Ten years ago this month, coverage began under Arkansas’s innovative Medicaid expansion program, initially known as the Arkansas Health Care Independence Program, or the “Private Option,” and today known as Arkansas Health and Opportunity for Me, or ARHOME. More than 718,000 Arkansans — nearly a fourth of the state’s population — have been enrolled in the program at some point since 2014. In a guest column for the Arkansas Democrat-Gazette, ACHI President and CEO Dr. Joe Thompson reflects on what the program has — and has not — accomplished in its first decade.
One benefit of the program, Thompson writes, has been a reduction in uncompensated care costs at Arkansas hospitals, which has helped the state avoid the rural hospital closures seen in surrounding states. Fifty-eight rural hospitals have permanently closed in states neighboring Arkansas since 2012, while no rural hospital in Arkansas has closed during that time without being reopened or replaced.

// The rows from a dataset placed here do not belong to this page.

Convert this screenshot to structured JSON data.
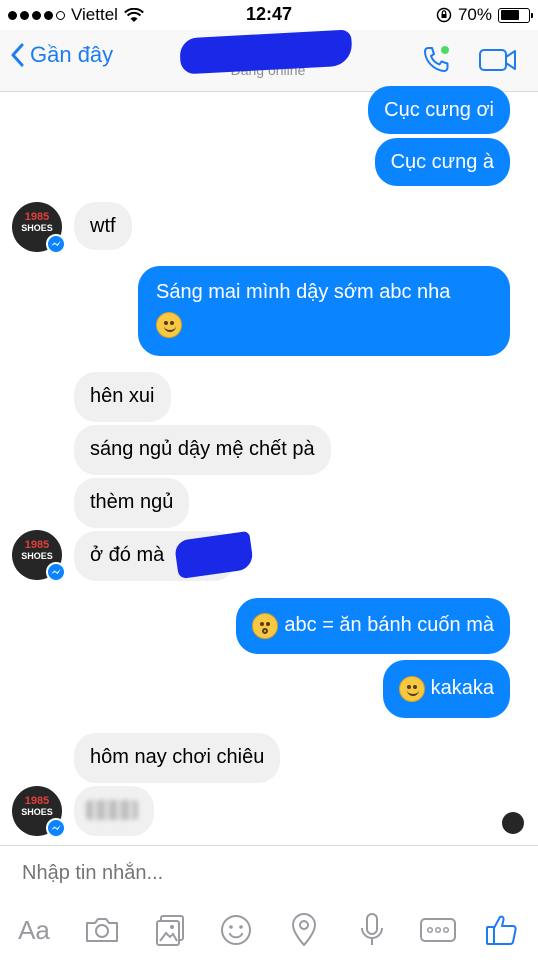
{
  "status_bar": {
    "carrier": "Viettel",
    "time": "12:47",
    "battery_percent": "70%",
    "battery_level": 0.7
  },
  "nav": {
    "back_label": "Gần đây",
    "contact_status": "Đang online"
  },
  "messages": [
    {
      "side": "out",
      "text": "Cục cưng ơi"
    },
    {
      "side": "out",
      "text": "Cục cưng à"
    },
    {
      "side": "in",
      "text": "wtf"
    },
    {
      "side": "out",
      "text": "Sáng mai mình dậy sớm abc nha"
    },
    {
      "side": "in",
      "text": "hên xui"
    },
    {
      "side": "in",
      "text": "sáng ngủ dậy mệ chết pà"
    },
    {
      "side": "in",
      "text": "thèm ngủ"
    },
    {
      "side": "in",
      "text": "ở đó mà"
    },
    {
      "side": "out",
      "text": "abc = ăn bánh cuốn mà"
    },
    {
      "side": "out",
      "text": "kakaka"
    },
    {
      "side": "in",
      "text": "hôm nay chơi chiêu"
    }
  ],
  "avatar": {
    "logo_top": "1985",
    "logo_bottom": "SHOES"
  },
  "composer": {
    "placeholder": "Nhập tin nhắn...",
    "aa_label": "Aa"
  },
  "colors": {
    "accent": "#0a84ff",
    "incoming_bubble": "#f1f0f0",
    "icon_gray": "#9a9aa0"
  }
}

For a related discussion, see a guest column in Talk Business & Politics by ACHI Health Policy Director Craig Wilson, who considers how Arkansans have been impacted by the federal Affordable Care Act over the past 10 years.